Copy every line below precisely, leaving nothing out.

════════════════════

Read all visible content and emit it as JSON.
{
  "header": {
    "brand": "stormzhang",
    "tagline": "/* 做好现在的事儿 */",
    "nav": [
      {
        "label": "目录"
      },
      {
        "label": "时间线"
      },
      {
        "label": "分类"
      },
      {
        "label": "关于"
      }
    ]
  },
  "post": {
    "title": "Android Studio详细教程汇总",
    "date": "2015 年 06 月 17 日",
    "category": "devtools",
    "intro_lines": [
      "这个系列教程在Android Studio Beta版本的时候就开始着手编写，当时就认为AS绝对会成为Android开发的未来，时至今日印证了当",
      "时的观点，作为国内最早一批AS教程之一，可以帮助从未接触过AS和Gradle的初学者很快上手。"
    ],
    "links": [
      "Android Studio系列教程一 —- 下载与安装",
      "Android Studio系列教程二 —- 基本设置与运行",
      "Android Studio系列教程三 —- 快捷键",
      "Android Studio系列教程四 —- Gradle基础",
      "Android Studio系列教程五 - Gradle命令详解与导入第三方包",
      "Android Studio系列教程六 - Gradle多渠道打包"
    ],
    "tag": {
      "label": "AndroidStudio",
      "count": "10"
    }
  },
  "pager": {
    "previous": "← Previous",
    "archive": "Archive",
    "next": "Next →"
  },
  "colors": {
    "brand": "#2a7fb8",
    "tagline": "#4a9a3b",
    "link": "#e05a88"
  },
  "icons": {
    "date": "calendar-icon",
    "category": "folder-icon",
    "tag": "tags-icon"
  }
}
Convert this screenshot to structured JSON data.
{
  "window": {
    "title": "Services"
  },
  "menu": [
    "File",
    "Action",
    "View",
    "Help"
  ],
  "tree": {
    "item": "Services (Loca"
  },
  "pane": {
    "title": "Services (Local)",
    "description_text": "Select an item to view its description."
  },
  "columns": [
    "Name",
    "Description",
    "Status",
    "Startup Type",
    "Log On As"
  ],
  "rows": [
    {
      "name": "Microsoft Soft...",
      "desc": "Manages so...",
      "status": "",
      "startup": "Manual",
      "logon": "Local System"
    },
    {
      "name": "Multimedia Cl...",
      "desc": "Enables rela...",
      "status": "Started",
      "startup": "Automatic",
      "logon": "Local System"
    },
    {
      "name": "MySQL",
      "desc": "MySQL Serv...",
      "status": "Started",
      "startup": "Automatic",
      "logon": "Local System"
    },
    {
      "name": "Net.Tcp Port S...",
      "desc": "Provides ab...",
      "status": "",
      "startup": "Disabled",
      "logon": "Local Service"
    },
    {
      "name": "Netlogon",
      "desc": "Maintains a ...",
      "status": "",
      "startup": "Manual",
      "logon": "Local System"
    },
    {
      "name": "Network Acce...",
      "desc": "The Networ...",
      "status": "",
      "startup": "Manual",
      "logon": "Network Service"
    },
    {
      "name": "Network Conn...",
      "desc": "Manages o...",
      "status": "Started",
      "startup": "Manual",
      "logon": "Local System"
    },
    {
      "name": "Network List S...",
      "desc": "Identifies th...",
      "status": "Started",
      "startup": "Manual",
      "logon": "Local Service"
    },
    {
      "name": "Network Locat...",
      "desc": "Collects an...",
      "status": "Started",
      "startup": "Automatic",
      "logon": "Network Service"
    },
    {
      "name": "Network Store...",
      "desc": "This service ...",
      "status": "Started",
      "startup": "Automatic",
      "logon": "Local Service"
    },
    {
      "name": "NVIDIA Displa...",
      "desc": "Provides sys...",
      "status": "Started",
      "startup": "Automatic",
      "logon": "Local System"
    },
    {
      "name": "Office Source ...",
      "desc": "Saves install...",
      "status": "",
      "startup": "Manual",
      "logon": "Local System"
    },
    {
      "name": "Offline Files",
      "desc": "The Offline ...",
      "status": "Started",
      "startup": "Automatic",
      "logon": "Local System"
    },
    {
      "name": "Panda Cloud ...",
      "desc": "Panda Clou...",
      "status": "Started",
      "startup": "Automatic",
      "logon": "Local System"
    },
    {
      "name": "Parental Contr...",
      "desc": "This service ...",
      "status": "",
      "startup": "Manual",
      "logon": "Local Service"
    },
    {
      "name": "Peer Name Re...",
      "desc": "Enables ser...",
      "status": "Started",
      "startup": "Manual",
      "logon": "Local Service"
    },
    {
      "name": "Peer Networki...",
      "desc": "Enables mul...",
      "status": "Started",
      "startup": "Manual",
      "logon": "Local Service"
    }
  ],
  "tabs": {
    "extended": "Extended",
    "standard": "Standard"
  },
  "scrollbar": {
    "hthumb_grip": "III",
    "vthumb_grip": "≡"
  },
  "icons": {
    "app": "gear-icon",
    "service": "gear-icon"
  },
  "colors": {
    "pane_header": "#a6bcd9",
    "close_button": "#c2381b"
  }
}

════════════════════

--- Worked solution ---
Read all visible content and emit it as JSON.
{
  "header": {
    "brand": "stormzhang",
    "tagline": "/* 做好现在的事儿 */",
    "nav": [
      {
        "label": "目录"
      },
      {
        "label": "时间线"
      },
      {
        "label": "分类"
      },
      {
        "label": "关于"
      }
    ]
  },
  "post": {
    "title": "Android Studio详细教程汇总",
    "date": "2015 年 06 月 17 日",
    "category": "devtools",
    "intro_lines": [
      "这个系列教程在Android Studio Beta版本的时候就开始着手编写，当时就认为AS绝对会成为Android开发的未来，时至今日印证了当",
      "时的观点，作为国内最早一批AS教程之一，可以帮助从未接触过AS和Gradle的初学者很快上手。"
    ],
    "links": [
      "Android Studio系列教程一 —- 下载与安装",
      "Android Studio系列教程二 —- 基本设置与运行",
      "Android Studio系列教程三 —- 快捷键",
      "Android Studio系列教程四 —- Gradle基础",
      "Android Studio系列教程五 - Gradle命令详解与导入第三方包",
      "Android Studio系列教程六 - Gradle多渠道打包"
    ],
    "tag": {
      "label": "AndroidStudio",
      "count": "10"
    }
  },
  "pager": {
    "previous": "← Previous",
    "archive": "Archive",
    "next": "Next →"
  },
  "colors": {
    "brand": "#2a7fb8",
    "tagline": "#4a9a3b",
    "link": "#e05a88"
  },
  "icons": {
    "date": "calendar-icon",
    "category": "folder-icon",
    "tag": "tags-icon"
  }
}
Convert this screenshot to structured JSON data.
{
  "window": {
    "title": "Services"
  },
  "menu": [
    "File",
    "Action",
    "View",
    "Help"
  ],
  "tree": {
    "item": "Services (Loca"
  },
  "pane": {
    "title": "Services (Local)",
    "description_text": "Select an item to view its description."
  },
  "columns": [
    "Name",
    "Description",
    "Status",
    "Startup Type",
    "Log On As"
  ],
  "rows": [
    {
      "name": "Microsoft Soft...",
      "desc": "Manages so...",
      "status": "",
      "startup": "Manual",
      "logon": "Local System"
    },
    {
      "name": "Multimedia Cl...",
      "desc": "Enables rela...",
      "status": "Started",
      "startup": "Automatic",
      "logon": "Local System"
    },
    {
      "name": "MySQL",
      "desc": "MySQL Serv...",
      "status": "Started",
      "startup": "Automatic",
      "logon": "Local System"
    },
    {
      "name": "Net.Tcp Port S...",
      "desc": "Provides ab...",
      "status": "",
      "startup": "Disabled",
      "logon": "Local Service"
    },
    {
      "name": "Netlogon",
      "desc": "Maintains a ...",
      "status": "",
      "startup": "Manual",
      "logon": "Local System"
    },
    {
      "name": "Network Acce...",
      "desc": "The Networ...",
      "status": "",
      "startup": "Manual",
      "logon": "Network Service"
    },
    {
      "name": "Network Conn...",
      "desc": "Manages o...",
      "status": "Started",
      "startup": "Manual",
      "logon": "Local System"
    },
    {
      "name": "Network List S...",
      "desc": "Identifies th...",
      "status": "Started",
      "startup": "Manual",
      "logon": "Local Service"
    },
    {
      "name": "Network Locat...",
      "desc": "Collects an...",
      "status": "Started",
      "startup": "Automatic",
      "logon": "Network Service"
    },
    {
      "name": "Network Store...",
      "desc": "This service ...",
      "status": "Started",
      "startup": "Automatic",
      "logon": "Local Service"
    },
    {
      "name": "NVIDIA Displa...",
      "desc": "Provides sys...",
      "status": "Started",
      "startup": "Automatic",
      "logon": "Local System"
    },
    {
      "name": "Office Source ...",
      "desc": "Saves install...",
      "status": "",
      "startup": "Manual",
      "logon": "Local System"
    },
    {
      "name": "Offline Files",
      "desc": "The Offline ...",
      "status": "Started",
      "startup": "Automatic",
      "logon": "Local System"
    },
    {
      "name": "Panda Cloud ...",
      "desc": "Panda Clou...",
      "status": "Started",
      "startup": "Automatic",
      "logon": "Local System"
    },
    {
      "name": "Parental Contr...",
      "desc": "This service ...",
      "status": "",
      "startup": "Manual",
      "logon": "Local Service"
    },
    {
      "name": "Peer Name Re...",
      "desc": "Enables ser...",
      "status": "Started",
      "startup": "Manual",
      "logon": "Local Service"
    },
    {
      "name": "Peer Networki...",
      "desc": "Enables mul...",
      "status": "Started",
      "startup": "Manual",
      "logon": "Local Service"
    }
  ],
  "tabs": {
    "extended": "Extended",
    "standard": "Standard"
  },
  "scrollbar": {
    "hthumb_grip": "III",
    "vthumb_grip": "≡"
  },
  "icons": {
    "app": "gear-icon",
    "service": "gear-icon"
  },
  "colors": {
    "pane_header": "#a6bcd9",
    "close_button": "#c2381b"
  }
}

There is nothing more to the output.